Problem description:
Every line below that holds the string "screenshot" must be copied.

Provided records:
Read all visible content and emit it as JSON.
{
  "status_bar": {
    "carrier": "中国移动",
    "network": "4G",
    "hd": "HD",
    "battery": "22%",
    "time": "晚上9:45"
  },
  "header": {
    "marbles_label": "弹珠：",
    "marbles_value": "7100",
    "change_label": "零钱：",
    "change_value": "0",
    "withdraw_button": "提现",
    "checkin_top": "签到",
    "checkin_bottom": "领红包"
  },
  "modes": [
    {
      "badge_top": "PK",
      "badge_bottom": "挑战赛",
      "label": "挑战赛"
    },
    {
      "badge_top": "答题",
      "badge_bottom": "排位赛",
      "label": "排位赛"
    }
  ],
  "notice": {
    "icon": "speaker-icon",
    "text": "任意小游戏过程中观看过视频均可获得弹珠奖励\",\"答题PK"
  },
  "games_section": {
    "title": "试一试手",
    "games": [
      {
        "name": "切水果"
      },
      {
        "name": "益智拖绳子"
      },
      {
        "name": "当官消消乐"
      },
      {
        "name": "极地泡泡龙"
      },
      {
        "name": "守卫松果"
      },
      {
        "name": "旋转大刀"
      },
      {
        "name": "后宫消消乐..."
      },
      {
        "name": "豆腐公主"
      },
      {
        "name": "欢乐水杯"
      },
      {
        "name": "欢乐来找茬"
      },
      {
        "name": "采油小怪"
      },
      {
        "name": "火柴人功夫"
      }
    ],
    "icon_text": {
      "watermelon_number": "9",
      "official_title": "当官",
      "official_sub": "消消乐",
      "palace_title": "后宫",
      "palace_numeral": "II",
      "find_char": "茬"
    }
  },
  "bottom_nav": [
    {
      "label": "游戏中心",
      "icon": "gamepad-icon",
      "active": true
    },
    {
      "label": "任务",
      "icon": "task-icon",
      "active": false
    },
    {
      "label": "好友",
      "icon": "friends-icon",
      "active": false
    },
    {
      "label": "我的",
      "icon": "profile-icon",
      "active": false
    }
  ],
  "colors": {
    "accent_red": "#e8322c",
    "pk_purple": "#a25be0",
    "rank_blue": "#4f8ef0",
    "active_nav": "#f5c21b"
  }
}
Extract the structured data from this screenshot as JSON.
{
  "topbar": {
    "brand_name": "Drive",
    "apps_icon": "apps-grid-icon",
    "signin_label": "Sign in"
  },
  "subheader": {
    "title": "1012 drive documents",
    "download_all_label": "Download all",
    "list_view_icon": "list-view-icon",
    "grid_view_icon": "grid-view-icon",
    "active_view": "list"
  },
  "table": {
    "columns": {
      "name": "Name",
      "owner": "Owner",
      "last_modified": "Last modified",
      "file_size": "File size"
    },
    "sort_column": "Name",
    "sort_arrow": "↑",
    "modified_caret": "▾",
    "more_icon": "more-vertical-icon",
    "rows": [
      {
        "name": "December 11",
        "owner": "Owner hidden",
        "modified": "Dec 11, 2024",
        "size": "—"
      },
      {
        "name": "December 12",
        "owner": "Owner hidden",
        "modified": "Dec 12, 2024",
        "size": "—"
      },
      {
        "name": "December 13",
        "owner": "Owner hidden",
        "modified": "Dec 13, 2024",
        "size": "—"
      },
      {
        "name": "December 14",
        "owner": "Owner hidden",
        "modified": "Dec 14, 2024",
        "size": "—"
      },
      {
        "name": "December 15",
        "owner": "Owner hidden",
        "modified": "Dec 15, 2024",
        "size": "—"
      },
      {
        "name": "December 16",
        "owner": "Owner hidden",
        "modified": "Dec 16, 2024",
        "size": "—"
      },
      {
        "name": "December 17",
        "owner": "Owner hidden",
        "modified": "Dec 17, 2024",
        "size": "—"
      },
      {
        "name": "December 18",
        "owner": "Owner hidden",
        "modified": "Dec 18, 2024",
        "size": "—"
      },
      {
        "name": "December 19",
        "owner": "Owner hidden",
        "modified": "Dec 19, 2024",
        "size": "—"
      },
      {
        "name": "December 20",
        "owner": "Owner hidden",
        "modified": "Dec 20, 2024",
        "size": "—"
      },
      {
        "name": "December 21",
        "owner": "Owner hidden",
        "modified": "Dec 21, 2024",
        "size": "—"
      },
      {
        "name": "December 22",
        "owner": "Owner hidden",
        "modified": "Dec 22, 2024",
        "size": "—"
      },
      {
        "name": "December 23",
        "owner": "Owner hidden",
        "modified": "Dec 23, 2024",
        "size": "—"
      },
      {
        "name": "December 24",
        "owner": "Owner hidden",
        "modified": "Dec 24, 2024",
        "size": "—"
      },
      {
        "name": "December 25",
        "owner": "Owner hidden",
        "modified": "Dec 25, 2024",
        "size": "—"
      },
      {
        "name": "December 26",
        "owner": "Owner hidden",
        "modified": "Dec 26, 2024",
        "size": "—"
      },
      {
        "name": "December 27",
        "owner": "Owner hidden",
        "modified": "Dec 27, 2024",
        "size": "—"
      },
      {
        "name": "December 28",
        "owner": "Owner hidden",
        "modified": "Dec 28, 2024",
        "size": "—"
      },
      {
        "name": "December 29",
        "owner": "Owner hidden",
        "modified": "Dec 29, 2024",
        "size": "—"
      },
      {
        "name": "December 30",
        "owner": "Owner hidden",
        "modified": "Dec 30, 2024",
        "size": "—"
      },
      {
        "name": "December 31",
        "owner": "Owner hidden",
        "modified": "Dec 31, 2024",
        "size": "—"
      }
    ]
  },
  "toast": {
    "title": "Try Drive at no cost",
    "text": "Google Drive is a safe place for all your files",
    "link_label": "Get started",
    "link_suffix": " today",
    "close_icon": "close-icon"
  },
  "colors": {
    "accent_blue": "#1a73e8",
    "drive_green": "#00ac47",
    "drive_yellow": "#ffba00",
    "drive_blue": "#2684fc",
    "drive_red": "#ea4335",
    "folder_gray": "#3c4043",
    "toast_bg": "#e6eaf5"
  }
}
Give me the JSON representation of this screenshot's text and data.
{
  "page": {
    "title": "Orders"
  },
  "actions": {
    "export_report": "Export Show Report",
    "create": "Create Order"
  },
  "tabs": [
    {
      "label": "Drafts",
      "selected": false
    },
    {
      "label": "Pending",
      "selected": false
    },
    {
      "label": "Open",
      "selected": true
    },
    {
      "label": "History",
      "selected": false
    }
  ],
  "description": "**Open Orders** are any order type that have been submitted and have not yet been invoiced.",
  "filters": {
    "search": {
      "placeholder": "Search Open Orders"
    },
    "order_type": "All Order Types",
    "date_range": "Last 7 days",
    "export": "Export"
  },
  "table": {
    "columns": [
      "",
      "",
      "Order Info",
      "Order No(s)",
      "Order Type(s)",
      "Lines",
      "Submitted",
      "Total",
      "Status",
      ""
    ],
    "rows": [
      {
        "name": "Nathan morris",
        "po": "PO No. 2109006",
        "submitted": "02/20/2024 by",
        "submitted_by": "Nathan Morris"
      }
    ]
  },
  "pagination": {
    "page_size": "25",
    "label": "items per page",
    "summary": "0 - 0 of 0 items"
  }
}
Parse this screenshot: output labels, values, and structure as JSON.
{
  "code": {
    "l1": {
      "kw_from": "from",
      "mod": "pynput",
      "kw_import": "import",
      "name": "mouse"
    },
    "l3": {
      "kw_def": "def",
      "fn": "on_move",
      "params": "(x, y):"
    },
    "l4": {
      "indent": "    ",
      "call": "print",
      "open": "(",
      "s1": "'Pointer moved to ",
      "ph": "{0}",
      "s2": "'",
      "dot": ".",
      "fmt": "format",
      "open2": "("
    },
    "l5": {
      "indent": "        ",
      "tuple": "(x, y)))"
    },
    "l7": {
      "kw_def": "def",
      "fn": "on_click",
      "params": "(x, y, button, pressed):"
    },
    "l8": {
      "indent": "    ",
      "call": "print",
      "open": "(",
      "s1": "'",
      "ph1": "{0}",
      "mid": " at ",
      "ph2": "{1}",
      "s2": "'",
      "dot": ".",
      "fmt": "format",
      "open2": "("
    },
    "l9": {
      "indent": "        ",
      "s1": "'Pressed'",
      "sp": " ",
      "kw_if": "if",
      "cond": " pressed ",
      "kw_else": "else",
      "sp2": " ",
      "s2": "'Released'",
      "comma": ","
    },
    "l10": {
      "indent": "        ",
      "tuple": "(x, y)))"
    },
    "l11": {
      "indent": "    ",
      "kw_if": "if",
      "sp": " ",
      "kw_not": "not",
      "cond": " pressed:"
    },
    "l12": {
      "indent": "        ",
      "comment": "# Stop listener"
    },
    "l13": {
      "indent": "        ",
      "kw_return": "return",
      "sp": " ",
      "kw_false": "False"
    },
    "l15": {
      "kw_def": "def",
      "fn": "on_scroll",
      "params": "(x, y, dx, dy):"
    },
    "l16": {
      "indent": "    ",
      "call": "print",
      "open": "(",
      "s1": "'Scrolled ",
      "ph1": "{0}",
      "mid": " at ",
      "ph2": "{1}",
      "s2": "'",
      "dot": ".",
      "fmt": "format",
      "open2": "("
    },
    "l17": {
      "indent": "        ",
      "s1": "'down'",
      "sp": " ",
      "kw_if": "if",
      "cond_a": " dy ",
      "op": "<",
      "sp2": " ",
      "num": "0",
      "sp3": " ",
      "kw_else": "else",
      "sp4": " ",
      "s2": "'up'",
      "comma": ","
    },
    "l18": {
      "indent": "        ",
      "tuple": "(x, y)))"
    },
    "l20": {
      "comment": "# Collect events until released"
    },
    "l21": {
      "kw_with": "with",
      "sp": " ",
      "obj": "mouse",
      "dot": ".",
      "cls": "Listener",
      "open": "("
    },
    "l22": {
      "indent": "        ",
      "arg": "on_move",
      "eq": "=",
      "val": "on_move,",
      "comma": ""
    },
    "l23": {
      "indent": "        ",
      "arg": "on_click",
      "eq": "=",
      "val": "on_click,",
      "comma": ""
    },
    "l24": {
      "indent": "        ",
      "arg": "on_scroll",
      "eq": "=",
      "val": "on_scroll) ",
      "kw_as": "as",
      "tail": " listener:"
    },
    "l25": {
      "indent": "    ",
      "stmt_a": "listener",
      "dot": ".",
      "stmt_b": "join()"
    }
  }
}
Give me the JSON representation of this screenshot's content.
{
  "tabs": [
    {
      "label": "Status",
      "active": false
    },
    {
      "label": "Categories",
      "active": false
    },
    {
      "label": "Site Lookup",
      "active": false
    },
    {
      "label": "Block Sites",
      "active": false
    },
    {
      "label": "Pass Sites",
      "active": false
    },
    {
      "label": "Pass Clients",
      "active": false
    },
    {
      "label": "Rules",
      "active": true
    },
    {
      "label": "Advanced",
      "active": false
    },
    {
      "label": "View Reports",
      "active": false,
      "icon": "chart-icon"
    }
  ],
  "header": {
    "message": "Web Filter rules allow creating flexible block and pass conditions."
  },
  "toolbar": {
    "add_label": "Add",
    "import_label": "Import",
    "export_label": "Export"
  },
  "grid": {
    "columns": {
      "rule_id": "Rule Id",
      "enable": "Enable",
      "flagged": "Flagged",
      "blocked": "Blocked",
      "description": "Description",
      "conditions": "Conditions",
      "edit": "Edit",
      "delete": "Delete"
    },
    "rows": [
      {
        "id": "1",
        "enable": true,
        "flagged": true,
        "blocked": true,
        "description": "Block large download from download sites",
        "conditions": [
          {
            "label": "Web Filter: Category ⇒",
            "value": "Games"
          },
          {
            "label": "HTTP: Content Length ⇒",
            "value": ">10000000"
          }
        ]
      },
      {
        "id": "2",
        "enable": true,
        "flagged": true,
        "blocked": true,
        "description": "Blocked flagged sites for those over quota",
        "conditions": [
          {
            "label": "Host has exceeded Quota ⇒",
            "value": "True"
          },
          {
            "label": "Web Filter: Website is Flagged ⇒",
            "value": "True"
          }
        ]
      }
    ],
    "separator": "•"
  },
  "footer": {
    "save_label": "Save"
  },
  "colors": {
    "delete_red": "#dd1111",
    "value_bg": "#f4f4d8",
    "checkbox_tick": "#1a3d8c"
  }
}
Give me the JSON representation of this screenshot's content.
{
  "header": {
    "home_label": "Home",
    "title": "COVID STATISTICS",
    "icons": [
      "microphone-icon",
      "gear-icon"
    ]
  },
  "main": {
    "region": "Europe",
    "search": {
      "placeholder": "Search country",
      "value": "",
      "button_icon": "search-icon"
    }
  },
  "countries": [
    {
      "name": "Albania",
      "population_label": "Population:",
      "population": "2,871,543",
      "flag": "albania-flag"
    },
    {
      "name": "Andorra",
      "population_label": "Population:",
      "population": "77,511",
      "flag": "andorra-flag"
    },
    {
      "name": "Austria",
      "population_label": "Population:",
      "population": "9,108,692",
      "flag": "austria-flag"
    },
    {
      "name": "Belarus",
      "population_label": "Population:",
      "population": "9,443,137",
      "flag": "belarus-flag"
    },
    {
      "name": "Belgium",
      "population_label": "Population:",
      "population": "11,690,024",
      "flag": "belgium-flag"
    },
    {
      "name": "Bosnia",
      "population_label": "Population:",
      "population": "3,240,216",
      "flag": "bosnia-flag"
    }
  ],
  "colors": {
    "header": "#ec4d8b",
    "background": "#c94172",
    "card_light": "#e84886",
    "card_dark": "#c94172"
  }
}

Reply to the task:
Extract the structured data from this screenshot as JSON.
Give me the JSON representation of this screenshot's text and data.
Parse this screenshot: output labels, values, and structure as JSON.
Give me the JSON representation of this screenshot's content.
Give me the JSON representation of this screenshot's content.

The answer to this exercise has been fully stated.